Another important intrinsic aspect influencing gait is the anxiety or fear of falling of the elderly. Several studies have already shown, that fear of falling is related to activity restrictions, often followed by a decrease in physical capacity and an increase in the risk for future falls [22,23]. Observing gait performance, people with a fear of falling show a slower gait speed compared to those with no such fear [24,25].

As in the dual-task related gait changes, some studies indicate that the anxiety-related gait changes (e.g. the slower gait velocity) may be beneficial in order to reduce the risk of falling and do not necessarily represent a decreased balance capacity. For example, Brown and colleagues showed that people with fear of falling used a more conservative gait pattern in order to avoid obstacles on a walkway [24]. However, the slower gait velocity may also be an indicator of a fearful gait pattern, which may lead to a decline in walking and other activities of daily living [26].

In conclusion, it seems clear that there are many factors that influence gait or are somehow related to gait. To the best of our knowledge, there is no study that has examined the influence of fear of falling, reduced balance performance and multiple falls risks as a result of physical declines on single and dual-task gait variables like gait-line and peak pressure, which are important factors of gait stability. Moreover, previous studies did not distinguish between the influence of fear of falling and multiple fall risks on the performance on ST and DT walking conditions.

The aim of this study therefore is to evaluate if and how fear of falling, reduced balance performance and multiple fall risks influence gait kinematics and gait stability under single-Task (ST) and Dual- Task (DT) conditions. We hypothesize that the higher the fear of falling and the more fall risks are existent, the higher the decline on gait performance from single to DT condition.
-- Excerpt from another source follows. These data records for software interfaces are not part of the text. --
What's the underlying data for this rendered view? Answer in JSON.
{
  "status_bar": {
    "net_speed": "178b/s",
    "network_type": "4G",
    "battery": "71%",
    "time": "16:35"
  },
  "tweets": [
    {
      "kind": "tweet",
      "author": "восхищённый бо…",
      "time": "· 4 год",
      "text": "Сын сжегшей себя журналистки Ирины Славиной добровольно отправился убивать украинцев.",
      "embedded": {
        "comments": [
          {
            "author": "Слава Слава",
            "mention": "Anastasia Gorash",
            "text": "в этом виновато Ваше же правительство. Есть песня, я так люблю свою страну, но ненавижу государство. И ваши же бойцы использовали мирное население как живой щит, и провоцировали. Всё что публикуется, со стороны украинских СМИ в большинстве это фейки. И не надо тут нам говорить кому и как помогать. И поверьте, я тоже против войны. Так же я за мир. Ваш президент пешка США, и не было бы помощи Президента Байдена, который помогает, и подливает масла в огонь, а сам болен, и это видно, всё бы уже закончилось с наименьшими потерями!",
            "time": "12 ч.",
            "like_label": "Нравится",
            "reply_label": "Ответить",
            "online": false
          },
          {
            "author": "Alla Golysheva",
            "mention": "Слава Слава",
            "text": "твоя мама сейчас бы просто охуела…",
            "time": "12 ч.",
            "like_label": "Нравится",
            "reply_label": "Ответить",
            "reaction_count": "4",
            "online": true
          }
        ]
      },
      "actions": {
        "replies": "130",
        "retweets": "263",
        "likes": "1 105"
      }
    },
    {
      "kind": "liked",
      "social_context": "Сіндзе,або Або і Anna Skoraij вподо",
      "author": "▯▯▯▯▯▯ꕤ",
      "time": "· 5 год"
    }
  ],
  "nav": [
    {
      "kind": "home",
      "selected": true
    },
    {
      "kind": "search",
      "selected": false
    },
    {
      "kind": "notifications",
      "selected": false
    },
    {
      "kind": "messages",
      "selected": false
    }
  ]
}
Two hundred twenty-three participants between 65 and 79 years of age (Table 1) participated in the study. They were recruited via advertisements in popular newspapers. The inclusion criteria were: independent-living, age above 65 years, and sufficient mobility to join the experimental sessions. Exclusion criteria were: acute or chronic diseases with a documented influence on balance control (e.g. Parkinson’s disease; diabetes) or cognition; use of gait assistance (e.g. walking frames, rolling walkers). All participants were German native speakers.